▸ How to complete this task
Using the records below, give the number of lines where the string "Tracer" shows up. Add nothing to it.

-------- Given entries

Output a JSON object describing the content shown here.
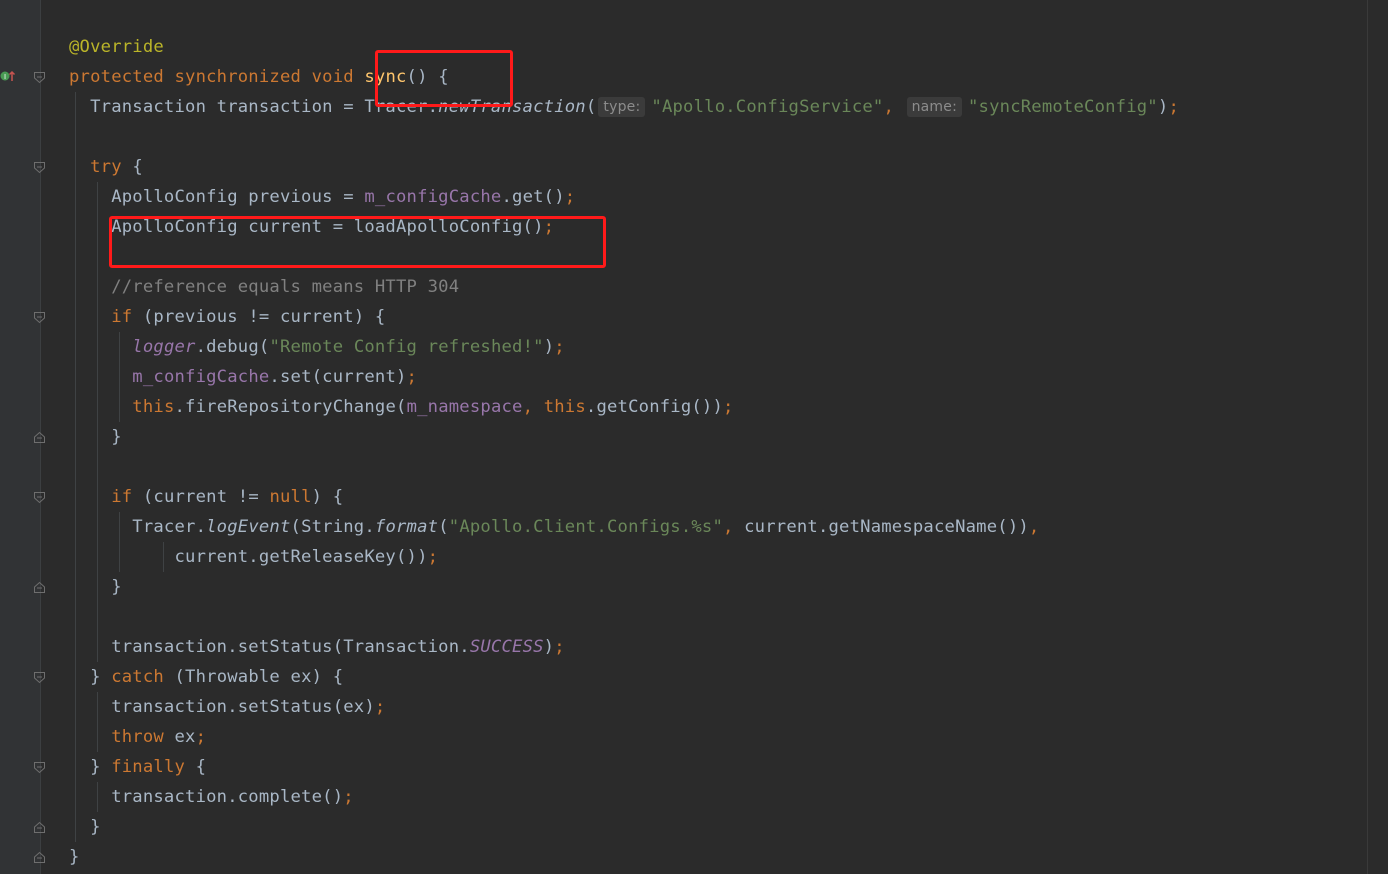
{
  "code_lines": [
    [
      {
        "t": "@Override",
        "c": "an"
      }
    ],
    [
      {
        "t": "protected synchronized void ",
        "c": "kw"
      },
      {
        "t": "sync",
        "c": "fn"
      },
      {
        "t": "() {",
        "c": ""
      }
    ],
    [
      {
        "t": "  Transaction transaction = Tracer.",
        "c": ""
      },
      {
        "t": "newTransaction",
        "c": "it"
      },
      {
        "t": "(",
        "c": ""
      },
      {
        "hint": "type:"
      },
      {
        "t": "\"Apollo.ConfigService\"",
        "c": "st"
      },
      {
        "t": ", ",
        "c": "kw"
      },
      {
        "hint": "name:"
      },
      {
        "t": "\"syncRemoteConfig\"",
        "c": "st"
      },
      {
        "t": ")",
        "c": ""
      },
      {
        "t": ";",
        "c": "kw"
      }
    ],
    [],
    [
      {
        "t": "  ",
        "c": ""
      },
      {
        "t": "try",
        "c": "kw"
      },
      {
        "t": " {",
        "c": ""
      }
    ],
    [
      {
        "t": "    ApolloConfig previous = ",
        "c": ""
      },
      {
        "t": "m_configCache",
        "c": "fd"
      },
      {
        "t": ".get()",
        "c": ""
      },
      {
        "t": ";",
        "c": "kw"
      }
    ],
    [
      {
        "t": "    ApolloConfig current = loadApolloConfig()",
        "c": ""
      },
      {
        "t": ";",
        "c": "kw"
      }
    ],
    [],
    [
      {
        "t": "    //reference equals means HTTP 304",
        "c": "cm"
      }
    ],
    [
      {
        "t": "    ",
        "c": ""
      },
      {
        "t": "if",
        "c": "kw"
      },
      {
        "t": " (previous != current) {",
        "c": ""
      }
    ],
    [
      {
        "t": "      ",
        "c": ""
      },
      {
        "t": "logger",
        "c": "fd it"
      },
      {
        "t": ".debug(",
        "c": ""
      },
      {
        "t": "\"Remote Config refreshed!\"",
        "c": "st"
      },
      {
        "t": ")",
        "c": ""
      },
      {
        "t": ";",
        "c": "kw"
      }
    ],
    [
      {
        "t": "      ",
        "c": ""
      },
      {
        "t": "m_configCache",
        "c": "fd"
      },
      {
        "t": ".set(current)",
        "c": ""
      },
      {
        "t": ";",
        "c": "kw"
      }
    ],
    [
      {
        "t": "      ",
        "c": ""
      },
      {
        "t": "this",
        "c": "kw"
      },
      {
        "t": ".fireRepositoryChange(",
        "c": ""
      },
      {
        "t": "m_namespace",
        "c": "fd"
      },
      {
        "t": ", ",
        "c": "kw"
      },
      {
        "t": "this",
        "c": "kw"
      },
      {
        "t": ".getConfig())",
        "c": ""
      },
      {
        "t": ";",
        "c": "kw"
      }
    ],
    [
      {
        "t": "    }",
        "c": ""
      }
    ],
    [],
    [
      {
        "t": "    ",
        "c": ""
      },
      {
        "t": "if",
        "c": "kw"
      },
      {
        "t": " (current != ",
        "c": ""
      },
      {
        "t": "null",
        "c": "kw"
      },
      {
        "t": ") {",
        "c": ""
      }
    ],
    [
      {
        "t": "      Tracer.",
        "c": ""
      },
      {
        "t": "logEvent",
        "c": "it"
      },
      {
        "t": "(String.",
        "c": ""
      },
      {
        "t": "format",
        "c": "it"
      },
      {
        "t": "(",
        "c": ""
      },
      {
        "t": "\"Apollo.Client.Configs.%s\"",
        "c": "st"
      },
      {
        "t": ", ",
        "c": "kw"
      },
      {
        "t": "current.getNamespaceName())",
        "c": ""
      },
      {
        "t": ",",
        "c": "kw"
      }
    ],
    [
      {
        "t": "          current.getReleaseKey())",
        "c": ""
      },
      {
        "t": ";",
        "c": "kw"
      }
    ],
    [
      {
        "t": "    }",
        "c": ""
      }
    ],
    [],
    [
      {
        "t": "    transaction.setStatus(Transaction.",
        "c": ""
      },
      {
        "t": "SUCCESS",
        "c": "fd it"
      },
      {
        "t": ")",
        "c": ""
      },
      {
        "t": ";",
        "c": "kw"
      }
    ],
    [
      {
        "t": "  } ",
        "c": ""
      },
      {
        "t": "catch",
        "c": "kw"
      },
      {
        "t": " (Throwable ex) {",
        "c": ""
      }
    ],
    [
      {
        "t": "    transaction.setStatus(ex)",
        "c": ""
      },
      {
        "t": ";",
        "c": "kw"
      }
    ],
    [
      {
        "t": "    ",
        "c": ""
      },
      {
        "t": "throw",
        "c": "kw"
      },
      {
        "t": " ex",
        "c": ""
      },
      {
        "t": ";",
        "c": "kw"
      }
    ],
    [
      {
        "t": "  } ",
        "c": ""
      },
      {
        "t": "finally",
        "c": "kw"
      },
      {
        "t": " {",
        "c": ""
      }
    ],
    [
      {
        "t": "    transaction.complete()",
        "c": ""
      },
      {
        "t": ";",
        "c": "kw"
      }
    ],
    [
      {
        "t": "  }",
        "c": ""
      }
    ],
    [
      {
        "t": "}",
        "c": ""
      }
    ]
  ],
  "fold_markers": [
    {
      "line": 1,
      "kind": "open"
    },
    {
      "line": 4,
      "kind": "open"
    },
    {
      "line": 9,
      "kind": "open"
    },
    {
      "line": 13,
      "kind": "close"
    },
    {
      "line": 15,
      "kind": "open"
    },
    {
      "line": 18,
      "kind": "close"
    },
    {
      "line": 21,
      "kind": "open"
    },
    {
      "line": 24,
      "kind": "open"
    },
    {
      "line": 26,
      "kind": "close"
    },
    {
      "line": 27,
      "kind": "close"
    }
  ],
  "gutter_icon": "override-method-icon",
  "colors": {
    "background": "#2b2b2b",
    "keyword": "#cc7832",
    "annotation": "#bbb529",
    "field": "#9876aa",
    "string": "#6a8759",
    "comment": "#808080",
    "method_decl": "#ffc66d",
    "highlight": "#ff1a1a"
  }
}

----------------
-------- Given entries

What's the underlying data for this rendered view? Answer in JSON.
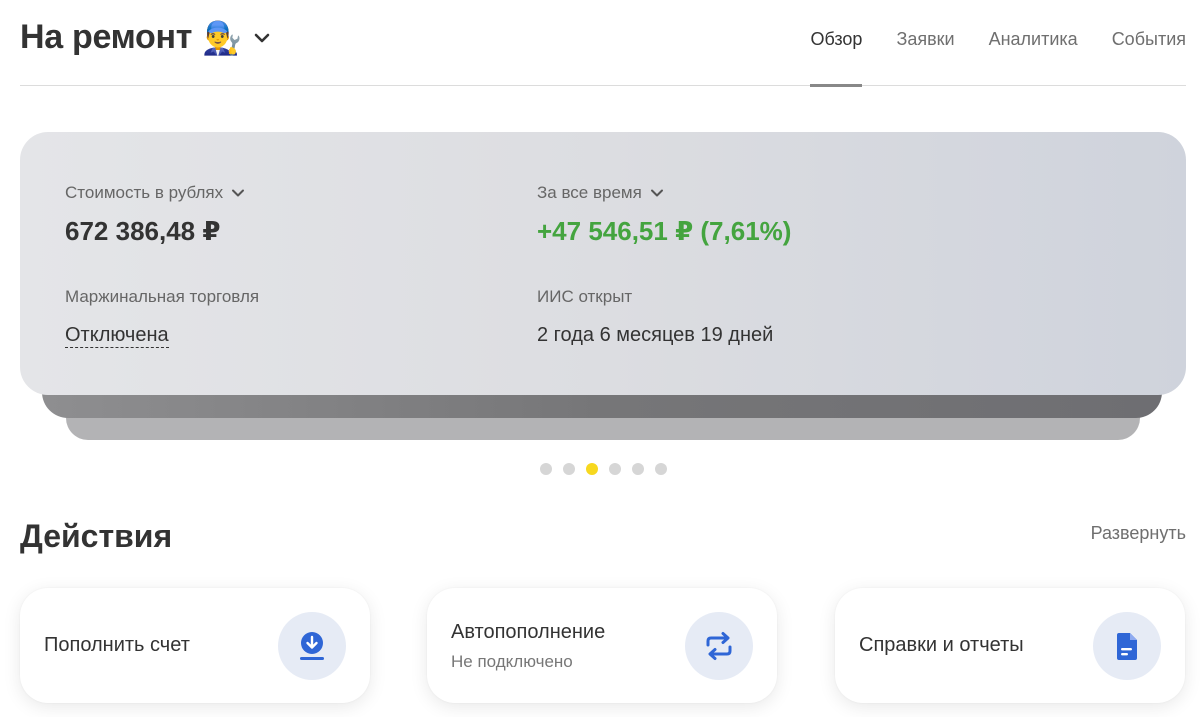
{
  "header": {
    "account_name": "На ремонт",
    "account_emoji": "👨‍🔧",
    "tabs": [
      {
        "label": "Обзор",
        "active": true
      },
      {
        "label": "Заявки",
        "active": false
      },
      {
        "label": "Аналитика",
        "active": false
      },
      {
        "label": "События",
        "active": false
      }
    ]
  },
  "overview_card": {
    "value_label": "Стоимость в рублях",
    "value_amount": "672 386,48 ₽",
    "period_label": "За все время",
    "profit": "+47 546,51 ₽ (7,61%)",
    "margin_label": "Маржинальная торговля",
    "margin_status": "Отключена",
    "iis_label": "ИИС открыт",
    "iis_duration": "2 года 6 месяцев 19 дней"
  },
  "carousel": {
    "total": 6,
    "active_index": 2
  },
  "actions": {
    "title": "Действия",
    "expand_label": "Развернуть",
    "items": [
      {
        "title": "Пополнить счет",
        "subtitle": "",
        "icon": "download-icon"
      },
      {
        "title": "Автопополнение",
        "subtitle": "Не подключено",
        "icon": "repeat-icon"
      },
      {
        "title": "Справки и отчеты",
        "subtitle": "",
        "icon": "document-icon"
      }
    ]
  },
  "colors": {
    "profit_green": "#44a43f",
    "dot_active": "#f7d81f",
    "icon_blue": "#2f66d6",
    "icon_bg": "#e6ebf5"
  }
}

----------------

▸ Solution
2